They open Cedar & Vine.
Cedar & Vine Community Kitchen + Cocktails is in the space once occupied by Neighbors Casual Kitchen and Highlands Café at Walnut Hill and Audelia. I sat down for a chat with former Moss Haven classmates Brandon Carter and Jimmy Cannon – Carter is the numbers guy and Cannon handles staff – and with Scofield grad Sam Howard, the foodie. (LHHS 2002 grads Feild and Natalie Patten, owners of Patten Custom Homes and builders on the project, were with us in spirit.)
The guys say they know Lake Highlands is ready for something new, and they’re working hard to ensure loyal customers won’t tire of returning to C&V for repeat visits.
“There will always be something new to try,” says Howard. “We’re using a fresh fish wholesaler in Lake Highlands, and we’ll have rotating flatbreads, homemade pastas and other things on the menu that will keep people guessing. We’re not Seasons 52, but we will have seasonal ingredients, like this month’s butternut squash soup and peas and asparagus in the spring.”
Cocktails and beers will rotate, too, including infused liquors, drink specials and beers on tap.
“People our age are eating in all these restaurants in Uptown, downtown and Lower Greenville,” says Carter, “and they’re going to really cool bars and asking, ‘where is that around here?’ It just didn’t exist, so we created it.”
Friends their age also have kids, and Howard says dealing with “the kid issue” was something the group took seriously.
“We spent a lot of time talking about ‘What is kid-friendly?’ In order to be in this neighborhood we have to be kid-friendly, and we will be – we have a play area in the front and we’ll have a kid’s menu, high chairs and changing station. We want families to feel comfortable coming here, but we also want empty nesters in the neighborhood to feel just as comfortable coming for date night.”
“MiCocina at Lakewood is a great example,” agrees Carter. “At 5:15 the place is full of families. By 7:30 it transforms into a date night place. It’s a completely different vibe.”
“We also want to be a place people can stop off on their way home from dinner at another location,” says Cannon. “They can have dessert or one last drink close to home.”
It’s important to them, too, to give back.
“Since we’re all from here, we want to be a part of the community,” says Carter. “We plan to have Spirit Nights and events, similar to what Tom Goodale at Atomic Pie has done. In fact, we’ve spoken to him about partnerships, and we’re hoping to host a pre-party or post-party for [Exchange Club of Lake Highlands] Oktoberfest. We want to give back.”
When sitting down to formulate their plan, the group admits they reminisced a bit about their old haunts.

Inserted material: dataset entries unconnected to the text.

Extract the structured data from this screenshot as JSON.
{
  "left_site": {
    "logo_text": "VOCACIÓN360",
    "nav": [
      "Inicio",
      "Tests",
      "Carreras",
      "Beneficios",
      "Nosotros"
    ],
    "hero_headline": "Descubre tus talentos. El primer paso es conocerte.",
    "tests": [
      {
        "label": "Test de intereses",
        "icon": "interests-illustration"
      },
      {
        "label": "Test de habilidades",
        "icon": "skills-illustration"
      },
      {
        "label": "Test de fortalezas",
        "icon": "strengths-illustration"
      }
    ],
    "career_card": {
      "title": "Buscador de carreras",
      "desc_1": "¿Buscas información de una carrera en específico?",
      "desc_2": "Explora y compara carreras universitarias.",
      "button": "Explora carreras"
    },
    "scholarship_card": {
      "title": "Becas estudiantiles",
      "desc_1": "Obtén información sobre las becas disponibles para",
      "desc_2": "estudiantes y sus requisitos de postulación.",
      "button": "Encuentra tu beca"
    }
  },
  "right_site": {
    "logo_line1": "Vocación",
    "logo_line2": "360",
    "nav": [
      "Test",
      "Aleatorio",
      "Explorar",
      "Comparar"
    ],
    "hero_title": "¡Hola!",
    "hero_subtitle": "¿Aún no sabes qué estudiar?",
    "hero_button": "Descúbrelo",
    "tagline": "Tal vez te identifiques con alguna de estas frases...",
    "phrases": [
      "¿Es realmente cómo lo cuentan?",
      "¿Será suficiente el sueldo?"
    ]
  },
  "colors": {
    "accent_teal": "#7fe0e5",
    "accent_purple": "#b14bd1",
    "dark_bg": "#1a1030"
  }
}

“I had my 12th birthday at Picasso’s,” recalls Cannon, clarifying that the Picasso’s of his youth was the restaurant’s original location, north of LBJ. The friends also frequented the original Chili’s on Greenville, Sweet Temptations, Tiger Bull’s, Joe Willy’s, Olympic Pizza, Mother Mesquite’s, Bobo China, Houston’s and Gershwin’s. They spent some time, too, at the recently shuttered Taco Bueno at Whitehurst and Skillman, “but more for the parking lot teen scene than for the food.”
I asked if the planned Lakeridge Village across Audelia will work for – or against them.

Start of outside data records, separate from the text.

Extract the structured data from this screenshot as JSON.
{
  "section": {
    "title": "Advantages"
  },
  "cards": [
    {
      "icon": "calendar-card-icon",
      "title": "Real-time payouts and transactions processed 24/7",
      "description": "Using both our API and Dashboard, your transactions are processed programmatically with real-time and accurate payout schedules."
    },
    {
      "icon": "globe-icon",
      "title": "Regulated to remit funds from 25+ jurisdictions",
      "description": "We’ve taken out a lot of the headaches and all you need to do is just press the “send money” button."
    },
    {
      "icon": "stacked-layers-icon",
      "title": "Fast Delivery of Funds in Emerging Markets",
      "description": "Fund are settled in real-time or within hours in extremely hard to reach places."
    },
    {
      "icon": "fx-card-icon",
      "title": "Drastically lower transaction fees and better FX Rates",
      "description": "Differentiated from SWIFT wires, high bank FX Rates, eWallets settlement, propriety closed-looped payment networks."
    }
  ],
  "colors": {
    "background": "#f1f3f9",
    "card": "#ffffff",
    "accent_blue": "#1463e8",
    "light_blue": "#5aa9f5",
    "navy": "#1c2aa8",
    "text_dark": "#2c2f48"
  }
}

“You can’t eat at Cedar & Vine every day of the week,” says Cannon. “You need other options in the neighborhood, and the more business we can bring to the area, the better. We want to keep dollars in Lake Highlands. We want to get people who live outside of Lake Highlands coming in. We want to make Lake Highlands the dining scene. “

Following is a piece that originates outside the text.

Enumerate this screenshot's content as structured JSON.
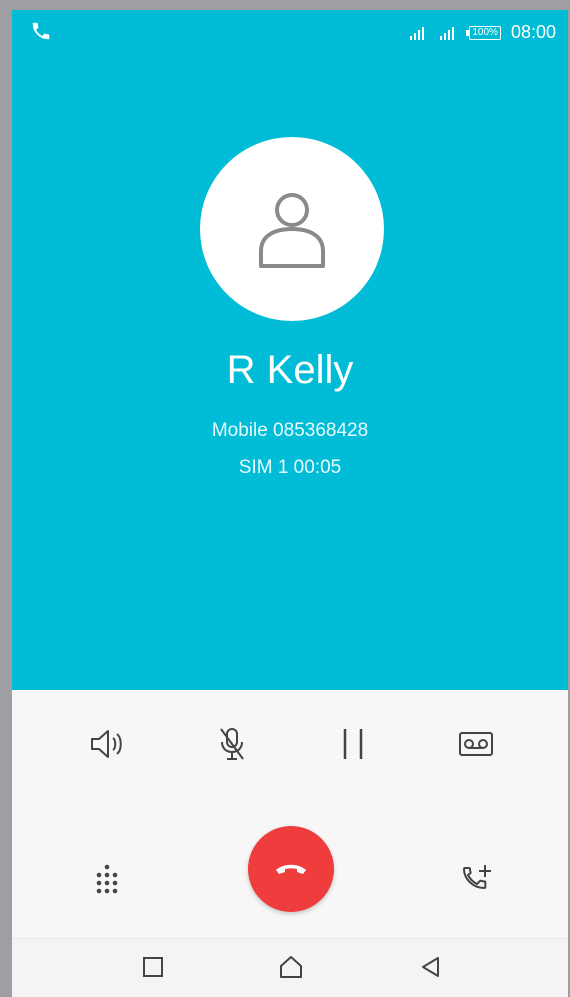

Cedar & Vine is open for lunch and dinner 7 days a week in Lake Highlands Plaza, 9661 Audelia.